The capital gains taken on the sale of a principal residence remaining after exclusions and the interest received on the carryback note are reported as portfolio category income.  However, when the property is a rental, the capital gains is reported a passive category income but the interest received on the carryback is reported as portfolio category income.

The closing documents needed for the carryback

On closing the sale, the seller financing may be documented in a variety of ways. Common arrangements include:

  • land sales contracts;
  • lease-option sales;
  • sale-leasebacks; and
  • trust deed notes, standard and all inclusive.

Legally, the note and trust deed provides the most certainty. Further, they are the most universally understood of the various documents used to structure seller financing. In this arrangement, carryback documentation consists of:

  • a promissory note executed by the buyer in favor of the seller as evidence of the portion of the price remaining to be paid for the real estate before the seller is cashed out [See RPI Form 421]; and
  • a trust deed lien on the property sold to secure the debt owed by the buyer as evidenced by the note. [See RPI Form 450]

The note and trust deed are legally coupled, inseparable and function in tandem. The note provides evidence of the debt owed but is not filed with the county recorder. The trust deed creates a lien on property as the source for repayment of the debt in the event of a default and is recorded.

In addition, when the seller carries back a note executed by the buyer as part of the sales price for property containing four-or-fewer residential units, a financial disclosure statement is to be prepared. This statement is prepared by the broker who represents the person who first offers or counteroffers on terms calling for a carryback note. [Calif. Civil Code §2956; See RPI Form 300]

Carryback risks for the seller

A carryback seller assumes the role of a lender at the close of the sales escrow. This includes all the risks and obligations of a lender holding a secured position in real estate – a mortgage. The secured property described in the trust deed serves as collateral, the seller’s sole source of recovery to mitigate the risk of loss on a default by the buyer on the note or trust deed.

Another implicit risk of loss for secured creditors arises when the property’s value declines due to deflationary future market conditions or the buyer committing waste. The risk of waste, also called impairment of the security, is often overlooked during boom times.

However, a decline in property value during recessionary periods due to the buyer’s lack of funds poses serious consequences for the seller when the buyer defaults on the payment of taxes, assessments or insurance premiums.

Also, the seller needs to understand that a carryback note secured solely by a trust deed lien on the property sold is nonrecourse paper.

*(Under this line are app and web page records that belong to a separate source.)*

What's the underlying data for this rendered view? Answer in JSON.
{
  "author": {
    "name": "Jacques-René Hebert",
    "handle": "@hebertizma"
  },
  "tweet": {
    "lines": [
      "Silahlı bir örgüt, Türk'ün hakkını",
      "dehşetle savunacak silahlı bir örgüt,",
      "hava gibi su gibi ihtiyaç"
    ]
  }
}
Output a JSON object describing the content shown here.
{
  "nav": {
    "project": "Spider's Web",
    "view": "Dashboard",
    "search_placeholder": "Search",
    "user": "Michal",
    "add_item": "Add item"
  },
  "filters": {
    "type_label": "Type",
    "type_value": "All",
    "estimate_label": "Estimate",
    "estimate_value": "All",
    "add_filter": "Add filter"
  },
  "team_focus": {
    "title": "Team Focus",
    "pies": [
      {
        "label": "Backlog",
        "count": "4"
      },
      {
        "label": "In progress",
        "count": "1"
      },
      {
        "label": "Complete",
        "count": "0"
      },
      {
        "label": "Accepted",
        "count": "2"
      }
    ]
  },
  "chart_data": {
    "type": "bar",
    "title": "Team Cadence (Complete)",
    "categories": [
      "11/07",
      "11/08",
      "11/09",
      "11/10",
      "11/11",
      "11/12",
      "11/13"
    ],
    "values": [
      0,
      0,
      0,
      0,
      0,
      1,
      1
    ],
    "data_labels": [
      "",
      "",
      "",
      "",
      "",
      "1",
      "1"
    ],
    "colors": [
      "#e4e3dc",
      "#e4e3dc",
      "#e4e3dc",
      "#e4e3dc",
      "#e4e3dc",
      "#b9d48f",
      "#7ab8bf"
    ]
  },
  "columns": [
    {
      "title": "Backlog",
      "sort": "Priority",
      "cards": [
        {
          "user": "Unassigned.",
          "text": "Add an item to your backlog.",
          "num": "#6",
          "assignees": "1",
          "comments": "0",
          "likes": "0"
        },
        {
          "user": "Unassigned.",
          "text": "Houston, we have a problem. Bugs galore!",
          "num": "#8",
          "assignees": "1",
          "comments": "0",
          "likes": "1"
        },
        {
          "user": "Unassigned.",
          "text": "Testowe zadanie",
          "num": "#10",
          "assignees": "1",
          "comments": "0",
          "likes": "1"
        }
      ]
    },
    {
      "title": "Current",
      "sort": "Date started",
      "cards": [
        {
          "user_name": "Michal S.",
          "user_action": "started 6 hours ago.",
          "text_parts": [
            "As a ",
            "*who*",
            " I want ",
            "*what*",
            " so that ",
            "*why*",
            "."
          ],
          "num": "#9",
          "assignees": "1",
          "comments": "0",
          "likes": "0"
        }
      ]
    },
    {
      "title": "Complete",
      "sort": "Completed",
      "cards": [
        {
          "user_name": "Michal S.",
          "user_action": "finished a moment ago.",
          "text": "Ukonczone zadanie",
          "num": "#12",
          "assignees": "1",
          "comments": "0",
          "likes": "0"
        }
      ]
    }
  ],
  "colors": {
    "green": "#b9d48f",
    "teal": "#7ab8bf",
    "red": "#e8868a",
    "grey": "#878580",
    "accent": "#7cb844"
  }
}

Thus, the seller will be barred from obtaining a money judgment against the buyer for any part of the carryback debt not satisfied by the value of the property at the time of foreclosure – the unpaid and uncollectible deficiency.

However, as with any mortgage lender, if the risk premium built into the price, down payment, interest rate and due date on the carryback note is sufficient, the benefits of carryback financing level out or outweigh the risks of loss. [See RPI Form 303]

Carryback financing comes in clutch when traditional financing arrangements become unreachable. While agents need to take extra precautions when arranging carryback financing, this service is a productive lifeline for underrepresented homebuyers.

This article was originally published in December 2013 and has been updated.